Interestingly, private actors within Frankfurt, Dublin and Paris do not only seek to benefit directly from Brexit in terms of drawing in vulnerable sub-sectors; they also seek to use Brexit as leverage to secure new tax advantages and regulatory reforms, both domestically and in the EU, which they perceive will benefit business.

For example, Gerard Mestrallet, President of Europlace, called for a ‘competitiveness and attractiveness shock’ to the French economy after Brexit, advocating the lowering of corporation tax from 33% to below 25% and a reduction in tax on salaries particularly for ‘top level’ bankers. He argued that tax places Paris at a comparative disadvantage relative to London.

French policymakers have been receptive to these calls. The French government has extended the tax benefit available to those moving or returning to France to work, the régime des impatriés, from five years to eight years.  The French financial regulator, the Autorité des marchés financiers, launched in September 2016 ‘AGiLITY’, a welcoming programme for financial institutions looking to move to France.  The programme gives organisations access to a ‘2WeekTicket’ to aid pre-authorisation, and then access to English speaking assistants to aid full registration, which can be completed within two months.

‘Sizing up’

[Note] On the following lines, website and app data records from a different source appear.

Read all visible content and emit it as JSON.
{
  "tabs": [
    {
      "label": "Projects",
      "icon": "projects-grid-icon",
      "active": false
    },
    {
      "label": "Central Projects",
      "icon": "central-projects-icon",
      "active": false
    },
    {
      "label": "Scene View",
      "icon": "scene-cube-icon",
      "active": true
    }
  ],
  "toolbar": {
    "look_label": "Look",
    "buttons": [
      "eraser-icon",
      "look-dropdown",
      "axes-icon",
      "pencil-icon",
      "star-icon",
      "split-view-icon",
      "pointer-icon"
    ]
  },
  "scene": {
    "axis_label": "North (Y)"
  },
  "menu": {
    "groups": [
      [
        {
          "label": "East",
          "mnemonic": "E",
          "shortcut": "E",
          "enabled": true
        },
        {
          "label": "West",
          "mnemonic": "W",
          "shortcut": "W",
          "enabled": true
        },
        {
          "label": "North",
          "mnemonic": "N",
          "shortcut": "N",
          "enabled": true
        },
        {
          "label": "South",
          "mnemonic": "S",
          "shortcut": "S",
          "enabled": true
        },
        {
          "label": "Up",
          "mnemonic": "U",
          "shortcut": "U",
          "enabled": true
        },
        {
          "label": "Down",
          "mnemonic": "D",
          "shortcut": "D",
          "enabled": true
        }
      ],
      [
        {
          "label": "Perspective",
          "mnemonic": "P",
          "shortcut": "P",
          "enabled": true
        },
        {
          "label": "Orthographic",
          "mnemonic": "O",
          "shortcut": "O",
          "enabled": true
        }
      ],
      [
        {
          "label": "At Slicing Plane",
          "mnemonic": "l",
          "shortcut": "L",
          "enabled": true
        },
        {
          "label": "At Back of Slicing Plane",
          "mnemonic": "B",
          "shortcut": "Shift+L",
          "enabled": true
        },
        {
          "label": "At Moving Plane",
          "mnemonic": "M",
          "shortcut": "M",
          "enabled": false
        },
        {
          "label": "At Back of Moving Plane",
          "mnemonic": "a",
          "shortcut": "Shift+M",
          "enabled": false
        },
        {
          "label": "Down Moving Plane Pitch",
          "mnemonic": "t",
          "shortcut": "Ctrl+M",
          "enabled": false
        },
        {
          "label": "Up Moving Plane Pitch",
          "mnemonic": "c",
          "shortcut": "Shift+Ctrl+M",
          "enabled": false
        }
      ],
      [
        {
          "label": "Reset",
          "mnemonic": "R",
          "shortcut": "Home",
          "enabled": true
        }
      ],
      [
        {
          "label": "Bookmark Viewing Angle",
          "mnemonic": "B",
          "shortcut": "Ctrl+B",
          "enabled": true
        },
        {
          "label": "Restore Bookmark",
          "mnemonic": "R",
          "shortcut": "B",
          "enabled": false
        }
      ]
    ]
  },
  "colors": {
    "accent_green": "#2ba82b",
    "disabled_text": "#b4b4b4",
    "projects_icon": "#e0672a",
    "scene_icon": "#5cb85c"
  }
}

The AFCs are all also engaged in a process of assessing their own comparative advantages relative to other AFCs in the EU, the City and non-European financial centres such as New York. For example, in terms of clearing, Frankfurt-based institutions acknowledge that Paris has an advantage insofar as it already hosts a branch of the London clearing house LCH which would allow for easy transfer of activities. In contrast, Paris regularly identifies its higher proportion of non-English speaking workers as a comparative disadvantage relative to other sites.  Arnaud Vaissié, founder of the Cercle d’outre-Manche, an organisation representing French business leaders living in the UK, states ‘our number one problem is English’ in comparison with other AFCs in Frankfurt and Amsterdam.

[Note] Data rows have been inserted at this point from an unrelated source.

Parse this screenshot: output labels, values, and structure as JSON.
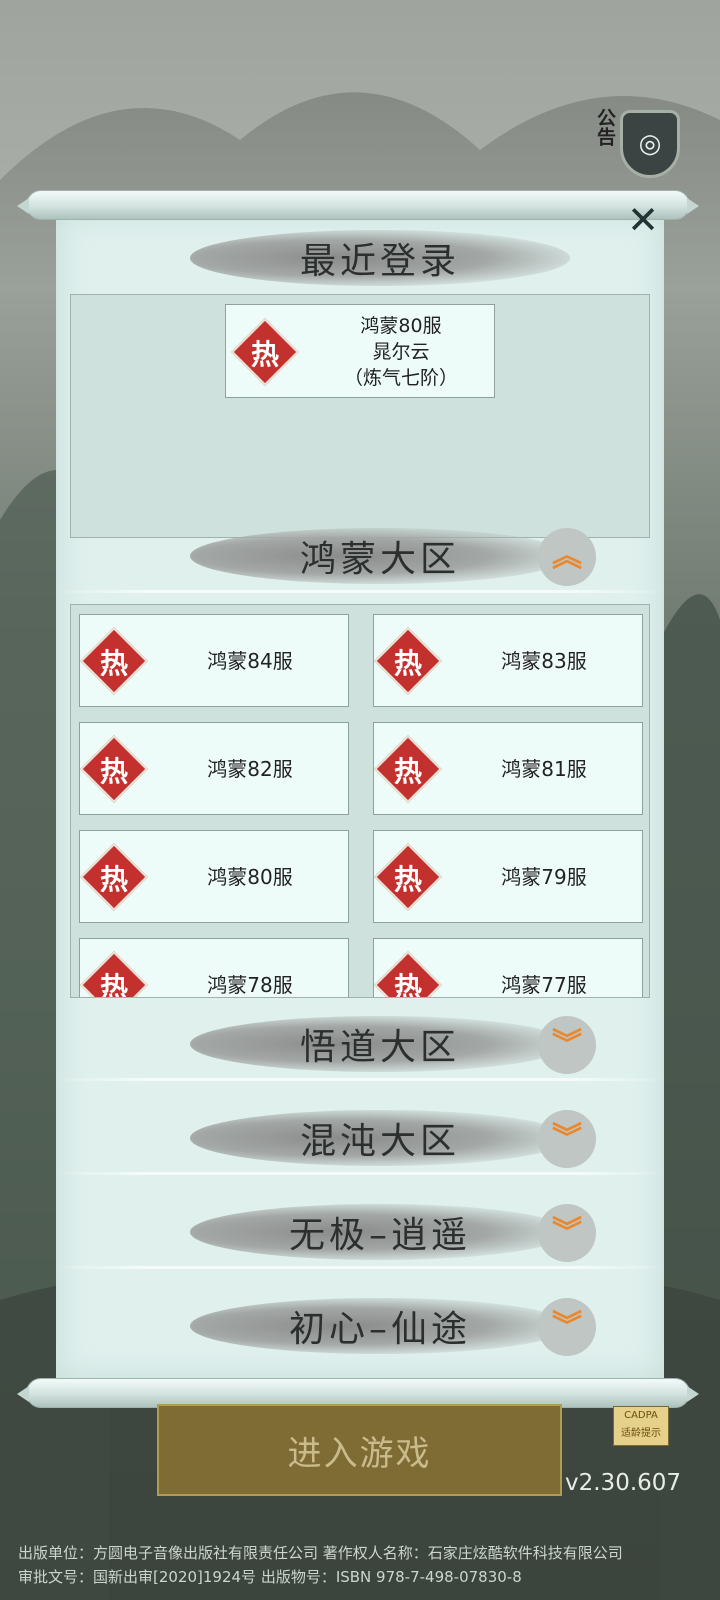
{
  "header": {
    "notice_label": "公告"
  },
  "recent": {
    "title": "最近登录",
    "hot_label": "热",
    "server_name": "鸿蒙80服",
    "character_name": "晁尔云",
    "realm": "（炼气七阶）"
  },
  "regions": [
    {
      "title": "鸿蒙大区",
      "expanded": true
    },
    {
      "title": "悟道大区",
      "expanded": false
    },
    {
      "title": "混沌大区",
      "expanded": false
    },
    {
      "title": "无极–逍遥",
      "expanded": false
    },
    {
      "title": "初心–仙途",
      "expanded": false
    }
  ],
  "servers": [
    {
      "name": "鸿蒙84服",
      "hot": "热"
    },
    {
      "name": "鸿蒙83服",
      "hot": "热"
    },
    {
      "name": "鸿蒙82服",
      "hot": "热"
    },
    {
      "name": "鸿蒙81服",
      "hot": "热"
    },
    {
      "name": "鸿蒙80服",
      "hot": "热"
    },
    {
      "name": "鸿蒙79服",
      "hot": "热"
    },
    {
      "name": "鸿蒙78服",
      "hot": "热"
    },
    {
      "name": "鸿蒙77服",
      "hot": "热"
    }
  ],
  "enter_button": "进入游戏",
  "cadpa": {
    "top": "CADPA",
    "bottom": "适龄提示"
  },
  "version": "v2.30.607",
  "footer": {
    "line1": "出版单位：方圆电子音像出版社有限责任公司    著作权人名称：石家庄炫酷软件科技有限公司",
    "line2": "审批文号：国新出审[2020]1924号          出版物号：ISBN 978-7-498-07830-8"
  },
  "colors": {
    "paper": "#dff0ed",
    "hot_badge": "#c3312e",
    "enter_button": "#7f6b34",
    "chevron": "#e9882f"
  }
}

Dublin’s status as an English speaking centre and its position as the European HQ of major technology firms such as Google are also identified as distinct advantages by other AFCs.

Whilst Frankfurt, Paris and Dublin have been attentive to one another’s strengths and weaknesses, a common fear across these AFCs is that Brexit will not boost European centres but rather that financial services will be drawn to New York. Fear of this has led actors from across AFCs to argue for domestic and European-level action to ensure that European AFCs are the principal beneficiaries of Brexit.

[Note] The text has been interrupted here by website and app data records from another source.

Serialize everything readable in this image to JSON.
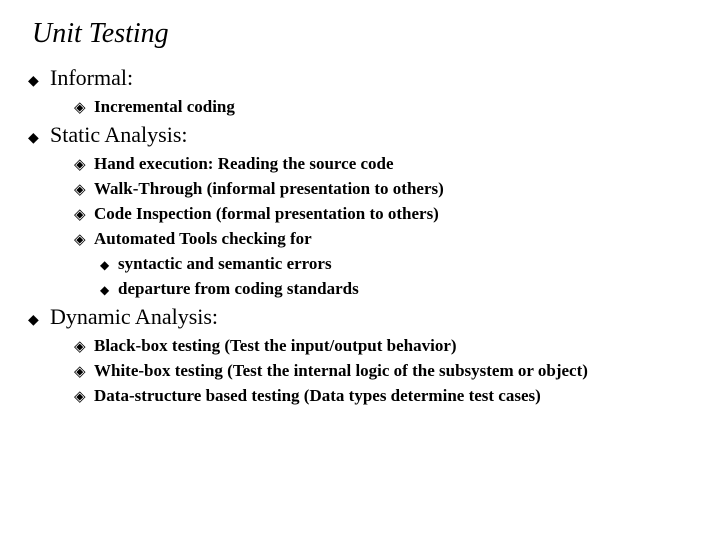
{
  "title": "Unit Testing",
  "sections": [
    {
      "heading": "Informal:",
      "items": [
        {
          "text": "Incremental coding"
        }
      ]
    },
    {
      "heading": "Static Analysis:",
      "items": [
        {
          "text": "Hand execution: Reading the  source code"
        },
        {
          "text": "Walk-Through (informal presentation to others)"
        },
        {
          "text": "Code Inspection (formal presentation to others)"
        },
        {
          "text": "Automated Tools checking for",
          "subitems": [
            "syntactic and semantic errors",
            "departure from coding standards"
          ]
        }
      ]
    },
    {
      "heading": "Dynamic Analysis:",
      "items": [
        {
          "text": "Black-box testing (Test the  input/output behavior)"
        },
        {
          "text": "White-box testing (Test the internal logic of the subsystem or object)"
        },
        {
          "text": "Data-structure based testing  (Data types determine test cases)"
        }
      ]
    }
  ]
}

The City: still dominant but vulnerable

Our evidence suggests that Brexit is unlikely to compromise the City’s status as Europe’s premiere financial centre. That said, AFCs within the EU are well-positioned to take advantage of Brexit, insofar as they might be able to secure potentially vulnerable activities such as clearing, fintech and asset management.

Even if a relatively small proportion of the City’s activities are located to the EU’s AFCs, this could have significant implications for the financial centres of the remaining member states. As an October 2016 Deutsche Bank report put it, ‘London’s crumbs could become Frankfurt’s pie’. However, a process of financial market re-composition is already afoot within post-Brexit Europe . Recent news that Lloyds of London, AIG and JP Morgan are in the process of relocating elements of their business to EU AFCs confirm this shift. As our briefs show, this re-composition of finance is likely to continue, aided and abetted by the strategic orientation of public and private actors within Frankfurt, Paris and Dublin.


The research for the project Understanding EU Business Views on Brexit was carried out by Scott Lavery, Adam Barber, Sean McDaniel and Davide Schmid.